Much to Amsterdamers' chagrin, the city of Rembrandt, Spinoza, and Dekker still inspires a hedonistic image of sex and drugs first and foremost in the minds of people around the world. It's undoubtedly a significant part of what draws a good portion of the roughly 10 million visitors each year, who come, if not to participate, to gawk. Nonetheless, this out-of-the-box thinking has served the city well since the days it was literally pulled from the marshes around the Amstel River--in art, industry, and design. After centuries of domination by its neighbors --Belgium, Germany, and England--Holland's brewers are finally picking up the mantle and forging a new, distinctive, Dutch path. The results say as much about the native culture as does the delicious taste.
To tap into the vanguard of the Dutch microbrewing movement, follow the Herengracht Canal west of the city center to Proeflokaal Arendsnest. Although many traditional pubs in Amsterdam mimic its classic wood interior, this bar remains an aberration in one important aspect: It's the only one in the entire country that serves only Dutch beer. "Most specialty beer cafes in Amsterdam or Holland sell Belgian beers," explains owner Peter van der Arend. Indeed, the power of German, English, and especially Belgian brewing has defined the beer culture in Holland for centuries. "14 years ago almost everybody thought I was crazy to start a bar with only Dutch beer!" His success might be answer enough, but Arendsnest is still alone in its philosophy.

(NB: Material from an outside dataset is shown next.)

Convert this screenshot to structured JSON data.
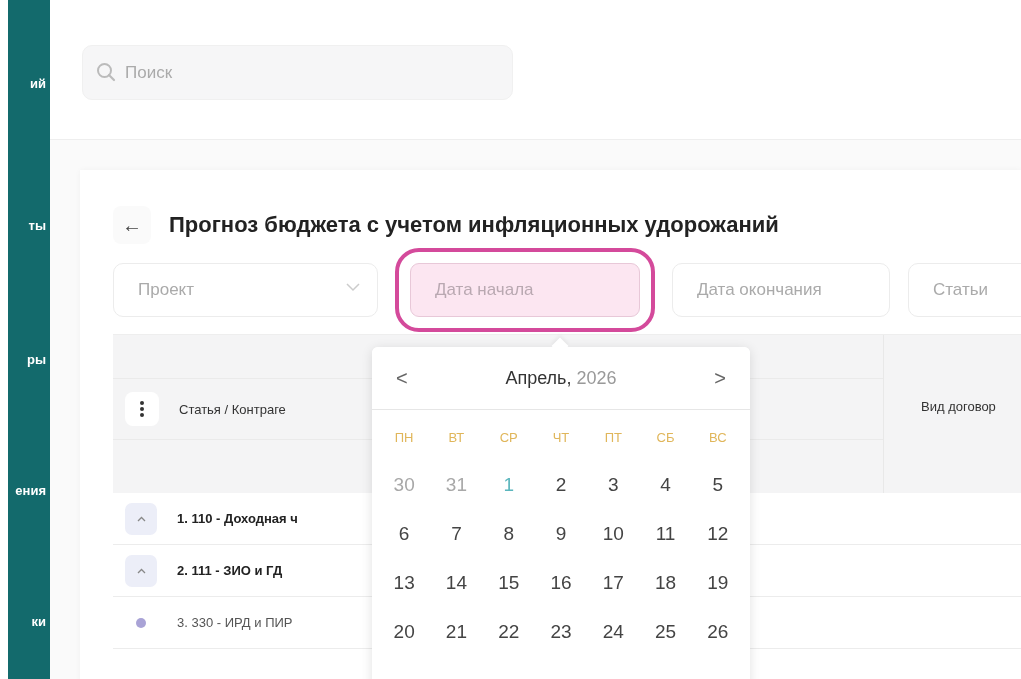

Kees Volkers; author of "Discover the Beers of Amsterdam" (Dutch only) and brewer at Brouwerij Hommeles in Houten, divides Dutch beer culture into two eras, before and after 1980. "With the upcoming of the large industrial lager-brewers in the late 19th century, local breweries were wiped out in 40 years. By 1980 there were about 16 breweries left in the Netherlands and they all produced one type: a dull lager." The biggest producers of lager, Grolsch and Heineken, set the global image and have remained largely unchallenged.

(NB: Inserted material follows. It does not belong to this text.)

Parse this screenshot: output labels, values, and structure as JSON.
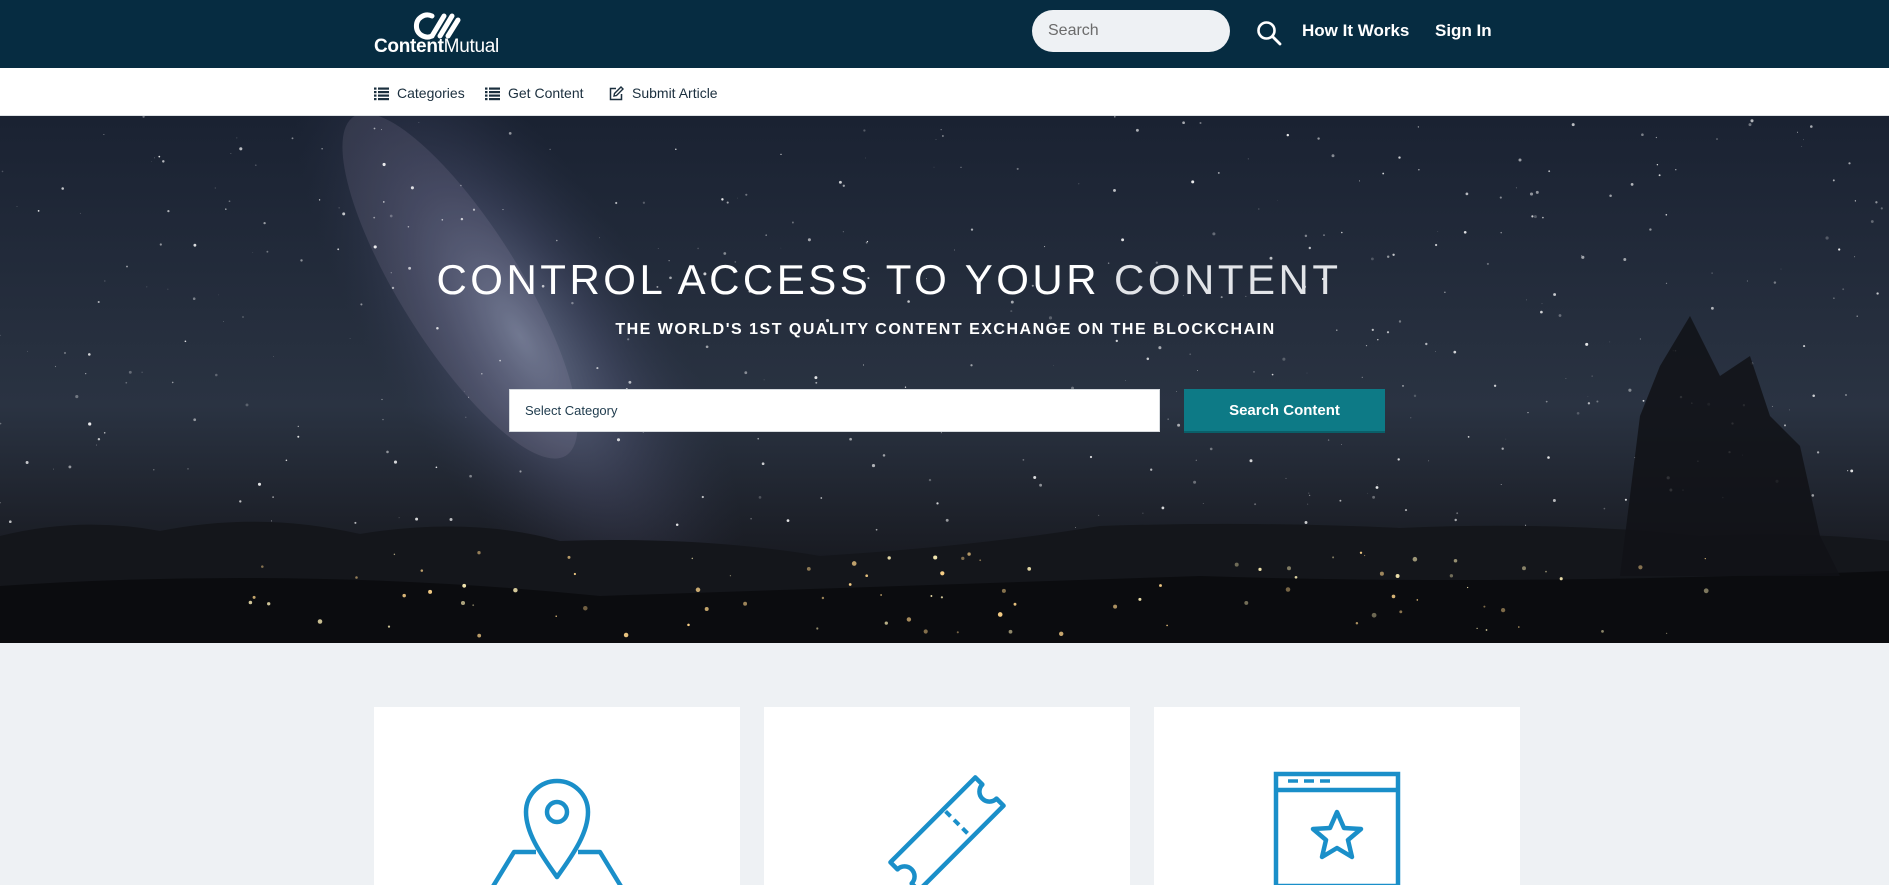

When the first percolations of the microbrewing revolution arose in the mid-1980s, musician Kaspar Peterson was a first responder, finding inspiration while touring with his band Drukwerk in Belgium, where tripels, trappists and lambics rule. Taking over a building next to the 18th-century De Gooyer windmill in Amsterdam's Plantage neighborhood, he opened Brouwerij't IJ in 1985 with the mission to show Belgians the Dutch know how to make great beer, too. Success followed and no doubt a tidy profit was made in 2008, when he sold to Bart Obertop and Patrick Hendrikse, who continue to refine traditional styles and experiment with new pale ales, bocks, and barley wine.
Today, they are joined by dozens more microbrewers also navigating a path between the long-standing traditional brews of the Low Countries and American-influenced trends like India Pale Ale and more dynamic packaging. It's the same path for Peter Harms and Aart van Bergen, whose friendship inspired their Brouwerij De Vriendschap (the friendship). Using the facilities at the Sallandse Brewery, the two released a Hopblond and Puike Pale Ale, which earned them enough reward to build their own production facility just north of the city, in NoordOogst.
Liberal Dutch sensibilities perhaps find the greatest beery complement at Brouwerij de Prae in the Red Light District. Here, brewing is the passion, but the mission is providing jobs for people with psychiatric handicaps and the long term unemployed. Founders Fer Kok and Arno Kooy combined their experience working in psychiatric care with their love of brewing, now employing around 40 people on a volunteer basis, who work in all levels of production (except leadership, sales, and accounting).
"There's an old Dutch saying is 'arbeid adelt'", explains manager Eva de Vries, "'Labor makes you rich,' and nothing more is true, also for your mind. They grow in health because of pride and the rhythm of regular work." In the vats, experimentation has introduced a variety of herbs, salt, chocolate, hops and coffee, producing European-style brews named after famous Amsterdam folk singers.
What binds all craft brewers in Amsterdam, however, is confidence in Dutch individuality and ingenuity to bring something unique to the global craft brewing revolution. "There is also an open-minded, alternative and non-conformistic mentality in Holland," Volkers contends, "Whereas countries like Belgium, Britain and Germany are much more conservative in their beer culture." Aart van Bergen at Vriendship agrees. "We are inspired by US beers, but also by the rich beer cultures around us: Belgium, Germany and England. Maybe that's characteristic for Holland, that we are literally in the middle of these major cultures."
All photos by Valentina Brambilla, with permission